Napa County could be seeing more mail-in ballots if an upcoming proposal is able to work its way through both county and state government.
On Tuesday, Napa County’s Legislative Subcommittee will consider a resolution urging the Legislature to allow counties the option of holding certain elections using only vote-by-mail ballots.
John Tuteur, the county’s registrar of voters, said that if the subcommittee approves the resolution — and its companion agenda item — the matter will come before the county’s Board of Supervisors on Jan. 25.
The resolution asks the Legislature to consider giving counties the right to hold some elections — including countywide and statewide special elections, recall elections and vacancy elections for both state and national office — without physical polling places.
Tuteur said that switching to an all-vote-by-mail system would result in an estimated 25 percent savings to the county’s general fund when compared to the current system, which consists of both vote-by-mail and polling place ballots.
In the case of statewide special elections, savings would be generated for the state, which reimburses counties for their statewide special election costs, Tuteur said.
The most recent statewide special election — on May 19, 2009 — cost the county more than $228,000, Tuteur said. Statewide, the election’s cost was more than $67 million.
While the state recently reimbursed Napa County for its full share of cost, the election would have been much cheaper if conducted using only mail-in ballots, Tuteur said.

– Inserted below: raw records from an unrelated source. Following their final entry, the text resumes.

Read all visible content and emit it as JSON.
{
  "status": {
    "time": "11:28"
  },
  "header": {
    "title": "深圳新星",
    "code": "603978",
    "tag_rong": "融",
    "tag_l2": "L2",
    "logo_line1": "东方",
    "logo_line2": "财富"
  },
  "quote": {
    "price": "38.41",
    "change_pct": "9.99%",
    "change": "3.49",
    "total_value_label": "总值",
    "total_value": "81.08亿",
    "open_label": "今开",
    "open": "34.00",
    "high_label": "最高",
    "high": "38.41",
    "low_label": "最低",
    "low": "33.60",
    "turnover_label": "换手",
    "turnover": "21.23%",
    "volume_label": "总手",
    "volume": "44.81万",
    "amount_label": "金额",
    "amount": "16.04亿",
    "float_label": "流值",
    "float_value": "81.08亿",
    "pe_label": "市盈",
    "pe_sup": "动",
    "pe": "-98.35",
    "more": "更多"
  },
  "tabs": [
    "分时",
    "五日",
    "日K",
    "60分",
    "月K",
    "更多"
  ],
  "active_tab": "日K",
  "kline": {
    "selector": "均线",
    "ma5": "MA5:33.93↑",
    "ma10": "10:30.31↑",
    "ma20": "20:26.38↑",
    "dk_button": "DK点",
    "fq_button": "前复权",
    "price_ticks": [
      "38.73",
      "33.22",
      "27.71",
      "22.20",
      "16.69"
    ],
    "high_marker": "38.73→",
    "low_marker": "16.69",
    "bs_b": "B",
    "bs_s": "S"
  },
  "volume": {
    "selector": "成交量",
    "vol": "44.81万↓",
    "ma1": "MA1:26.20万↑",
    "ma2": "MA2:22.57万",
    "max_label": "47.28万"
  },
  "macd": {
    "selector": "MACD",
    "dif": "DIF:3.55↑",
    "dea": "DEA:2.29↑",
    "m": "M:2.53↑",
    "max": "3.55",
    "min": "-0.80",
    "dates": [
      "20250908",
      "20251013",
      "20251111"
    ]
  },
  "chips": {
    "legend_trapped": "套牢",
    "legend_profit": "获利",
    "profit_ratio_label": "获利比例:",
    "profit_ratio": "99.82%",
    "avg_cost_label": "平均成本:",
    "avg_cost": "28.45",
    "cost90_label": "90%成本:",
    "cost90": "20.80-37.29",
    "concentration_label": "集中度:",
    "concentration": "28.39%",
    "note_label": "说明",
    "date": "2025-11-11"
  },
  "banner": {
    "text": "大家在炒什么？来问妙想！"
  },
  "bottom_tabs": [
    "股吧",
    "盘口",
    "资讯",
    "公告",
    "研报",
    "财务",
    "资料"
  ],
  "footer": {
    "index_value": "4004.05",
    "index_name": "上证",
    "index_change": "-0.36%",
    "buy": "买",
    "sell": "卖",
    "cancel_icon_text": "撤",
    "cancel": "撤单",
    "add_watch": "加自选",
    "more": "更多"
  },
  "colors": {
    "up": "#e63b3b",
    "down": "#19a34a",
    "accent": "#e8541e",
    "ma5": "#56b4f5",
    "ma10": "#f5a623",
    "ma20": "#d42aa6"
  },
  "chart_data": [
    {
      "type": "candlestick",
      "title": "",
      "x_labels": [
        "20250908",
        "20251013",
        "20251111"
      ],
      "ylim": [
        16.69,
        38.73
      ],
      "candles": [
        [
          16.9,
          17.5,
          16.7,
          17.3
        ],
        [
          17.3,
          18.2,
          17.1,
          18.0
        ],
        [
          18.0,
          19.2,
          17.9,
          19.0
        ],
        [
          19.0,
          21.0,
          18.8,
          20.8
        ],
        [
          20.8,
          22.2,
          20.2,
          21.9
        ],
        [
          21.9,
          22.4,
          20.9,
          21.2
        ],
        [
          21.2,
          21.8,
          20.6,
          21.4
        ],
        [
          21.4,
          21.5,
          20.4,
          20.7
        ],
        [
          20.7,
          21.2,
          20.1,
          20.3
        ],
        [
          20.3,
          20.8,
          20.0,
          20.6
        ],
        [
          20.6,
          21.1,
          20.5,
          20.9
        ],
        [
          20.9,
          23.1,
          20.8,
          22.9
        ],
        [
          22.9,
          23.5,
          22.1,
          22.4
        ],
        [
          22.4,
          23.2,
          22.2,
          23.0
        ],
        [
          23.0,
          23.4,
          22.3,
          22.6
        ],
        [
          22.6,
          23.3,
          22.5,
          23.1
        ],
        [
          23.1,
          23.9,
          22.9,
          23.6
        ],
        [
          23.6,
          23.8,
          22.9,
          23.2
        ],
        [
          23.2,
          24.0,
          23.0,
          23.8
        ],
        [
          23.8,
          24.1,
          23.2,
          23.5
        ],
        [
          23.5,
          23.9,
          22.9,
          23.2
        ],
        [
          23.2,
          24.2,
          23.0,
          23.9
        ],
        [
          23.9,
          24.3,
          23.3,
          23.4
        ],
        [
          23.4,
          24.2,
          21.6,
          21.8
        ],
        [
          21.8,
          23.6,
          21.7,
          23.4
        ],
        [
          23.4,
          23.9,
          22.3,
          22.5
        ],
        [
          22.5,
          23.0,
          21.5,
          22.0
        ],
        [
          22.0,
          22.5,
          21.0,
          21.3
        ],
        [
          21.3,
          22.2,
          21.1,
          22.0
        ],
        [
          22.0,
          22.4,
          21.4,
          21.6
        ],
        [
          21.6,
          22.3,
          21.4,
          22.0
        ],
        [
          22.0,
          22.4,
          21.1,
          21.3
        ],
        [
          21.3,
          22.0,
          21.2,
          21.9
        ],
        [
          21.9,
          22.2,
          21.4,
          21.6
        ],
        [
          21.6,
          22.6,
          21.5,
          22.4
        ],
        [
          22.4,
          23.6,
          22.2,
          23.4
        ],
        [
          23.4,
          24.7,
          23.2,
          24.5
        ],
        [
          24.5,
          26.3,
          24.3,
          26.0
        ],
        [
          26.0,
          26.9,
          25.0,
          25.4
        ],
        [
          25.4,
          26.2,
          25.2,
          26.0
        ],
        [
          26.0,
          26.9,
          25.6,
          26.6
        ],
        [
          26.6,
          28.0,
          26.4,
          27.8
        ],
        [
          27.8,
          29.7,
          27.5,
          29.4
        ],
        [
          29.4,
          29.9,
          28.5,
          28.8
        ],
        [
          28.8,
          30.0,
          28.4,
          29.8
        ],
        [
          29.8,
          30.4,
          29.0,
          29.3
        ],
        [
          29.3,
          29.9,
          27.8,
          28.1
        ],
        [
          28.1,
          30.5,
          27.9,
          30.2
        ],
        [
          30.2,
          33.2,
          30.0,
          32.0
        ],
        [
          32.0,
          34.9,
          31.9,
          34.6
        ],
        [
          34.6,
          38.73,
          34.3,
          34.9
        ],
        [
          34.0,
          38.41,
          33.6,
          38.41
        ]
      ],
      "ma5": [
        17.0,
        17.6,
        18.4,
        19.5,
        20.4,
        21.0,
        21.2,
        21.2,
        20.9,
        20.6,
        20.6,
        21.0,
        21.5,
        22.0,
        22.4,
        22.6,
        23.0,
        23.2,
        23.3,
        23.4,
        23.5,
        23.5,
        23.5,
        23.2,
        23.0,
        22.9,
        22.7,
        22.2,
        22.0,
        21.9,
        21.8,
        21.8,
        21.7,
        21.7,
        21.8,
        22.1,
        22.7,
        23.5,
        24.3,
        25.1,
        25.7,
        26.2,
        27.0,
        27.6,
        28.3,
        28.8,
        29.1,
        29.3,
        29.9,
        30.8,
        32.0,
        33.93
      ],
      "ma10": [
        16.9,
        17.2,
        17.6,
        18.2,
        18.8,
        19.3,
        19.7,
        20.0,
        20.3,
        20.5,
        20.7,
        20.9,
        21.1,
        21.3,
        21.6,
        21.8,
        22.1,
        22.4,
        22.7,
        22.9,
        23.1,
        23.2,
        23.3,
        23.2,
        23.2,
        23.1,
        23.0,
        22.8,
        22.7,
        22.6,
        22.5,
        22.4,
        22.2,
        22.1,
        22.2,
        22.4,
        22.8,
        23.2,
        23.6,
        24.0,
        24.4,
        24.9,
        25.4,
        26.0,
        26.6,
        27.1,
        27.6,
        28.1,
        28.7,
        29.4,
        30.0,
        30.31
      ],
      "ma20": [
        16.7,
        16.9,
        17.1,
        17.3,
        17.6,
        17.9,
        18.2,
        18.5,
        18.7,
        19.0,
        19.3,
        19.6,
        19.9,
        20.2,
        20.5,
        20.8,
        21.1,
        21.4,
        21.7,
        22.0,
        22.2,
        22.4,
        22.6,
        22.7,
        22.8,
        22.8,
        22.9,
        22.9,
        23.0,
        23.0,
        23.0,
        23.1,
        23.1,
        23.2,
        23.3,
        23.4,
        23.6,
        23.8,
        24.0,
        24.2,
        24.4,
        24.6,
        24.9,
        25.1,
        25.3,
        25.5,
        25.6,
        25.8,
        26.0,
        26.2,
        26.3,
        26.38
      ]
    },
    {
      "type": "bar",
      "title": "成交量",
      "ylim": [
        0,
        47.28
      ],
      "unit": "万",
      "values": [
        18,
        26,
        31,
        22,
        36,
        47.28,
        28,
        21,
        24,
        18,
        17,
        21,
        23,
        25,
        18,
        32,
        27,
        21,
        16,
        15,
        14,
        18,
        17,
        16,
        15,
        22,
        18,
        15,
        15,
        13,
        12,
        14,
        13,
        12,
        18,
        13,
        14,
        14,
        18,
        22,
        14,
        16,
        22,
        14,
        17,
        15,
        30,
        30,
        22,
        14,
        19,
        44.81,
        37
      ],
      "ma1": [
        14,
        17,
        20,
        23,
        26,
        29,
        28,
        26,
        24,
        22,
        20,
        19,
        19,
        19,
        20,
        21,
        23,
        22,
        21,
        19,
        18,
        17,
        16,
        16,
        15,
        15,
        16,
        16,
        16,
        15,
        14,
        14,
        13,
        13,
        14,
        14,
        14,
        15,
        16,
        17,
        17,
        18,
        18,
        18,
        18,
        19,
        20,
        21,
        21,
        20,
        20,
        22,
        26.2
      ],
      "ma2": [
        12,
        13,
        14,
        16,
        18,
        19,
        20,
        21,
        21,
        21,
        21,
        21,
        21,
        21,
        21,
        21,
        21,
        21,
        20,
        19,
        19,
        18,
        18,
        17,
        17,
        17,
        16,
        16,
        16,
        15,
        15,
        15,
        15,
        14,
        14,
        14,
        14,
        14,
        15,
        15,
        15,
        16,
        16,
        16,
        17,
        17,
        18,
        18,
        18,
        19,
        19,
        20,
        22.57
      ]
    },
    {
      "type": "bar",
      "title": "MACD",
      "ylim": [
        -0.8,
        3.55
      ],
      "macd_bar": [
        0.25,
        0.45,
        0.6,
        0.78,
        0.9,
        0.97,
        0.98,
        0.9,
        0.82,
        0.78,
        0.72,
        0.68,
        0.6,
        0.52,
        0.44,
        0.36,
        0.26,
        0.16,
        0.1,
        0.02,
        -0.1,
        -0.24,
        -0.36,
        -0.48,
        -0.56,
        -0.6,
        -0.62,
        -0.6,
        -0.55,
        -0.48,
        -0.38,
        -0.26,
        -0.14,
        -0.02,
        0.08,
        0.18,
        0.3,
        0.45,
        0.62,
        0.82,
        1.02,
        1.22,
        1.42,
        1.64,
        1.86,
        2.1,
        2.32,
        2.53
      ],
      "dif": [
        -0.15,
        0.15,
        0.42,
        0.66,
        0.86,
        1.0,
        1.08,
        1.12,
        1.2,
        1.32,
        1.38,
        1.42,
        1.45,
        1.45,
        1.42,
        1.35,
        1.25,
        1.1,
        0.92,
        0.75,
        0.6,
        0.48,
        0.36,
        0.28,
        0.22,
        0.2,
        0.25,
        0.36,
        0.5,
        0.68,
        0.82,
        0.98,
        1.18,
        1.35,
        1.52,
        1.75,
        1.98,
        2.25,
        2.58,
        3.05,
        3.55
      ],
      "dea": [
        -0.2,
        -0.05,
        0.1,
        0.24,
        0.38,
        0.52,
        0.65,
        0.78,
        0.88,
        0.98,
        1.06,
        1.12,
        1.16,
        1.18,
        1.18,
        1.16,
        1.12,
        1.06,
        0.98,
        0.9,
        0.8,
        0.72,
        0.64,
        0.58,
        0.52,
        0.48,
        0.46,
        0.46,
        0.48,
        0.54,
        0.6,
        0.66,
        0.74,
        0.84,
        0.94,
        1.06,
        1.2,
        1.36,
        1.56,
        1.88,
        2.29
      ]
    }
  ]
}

If the resolution is approved by the board in late January, the focus would then shift to Sacramento, said Larry Florin, the county’s community and intergovernmental affairs director.
There, the county’s lobbyists would meet with Napa’s representatives — Assembly member Michael Allen and Senator Noreen Evans — to advocate on behalf of the county and ask them to support such legislation if it were introduced.
Tuteur said that quick action on behalf of the Legislature could pay off almost immediately, as Gov. Jerry Brown has already announced that he will be asking voters to extend certain tax hikes during a special election in June.
While an exclusively vote-by-mail election would be new to California, prominent use of the mail-in system wouldn’t be unusual in Napa County.
Beginning with the 2008 presidential election, Tuteur began an aggressive campaign to maximize mail-in voters, calling upon a California state elections code that allows officials to require precincts of 250 people or less to vote by mail.
As a result, more than 70 percent of voters in Napa County cast their ballots by mail during the most recent election. More than 51 percent of Napa’s voters did so voluntarily.
In defense of the transition, Tuteur points out that by-mail voters consistently turn out in higher numbers than polling-place voters, and having fewer polling places leads to shorter lines and more efficient operations on the day of an election.
Tuteur also notes that Oregon has successfully transitioned to an all-vote-by-mail system for all elections, and almost all the counties in Washington have done the same.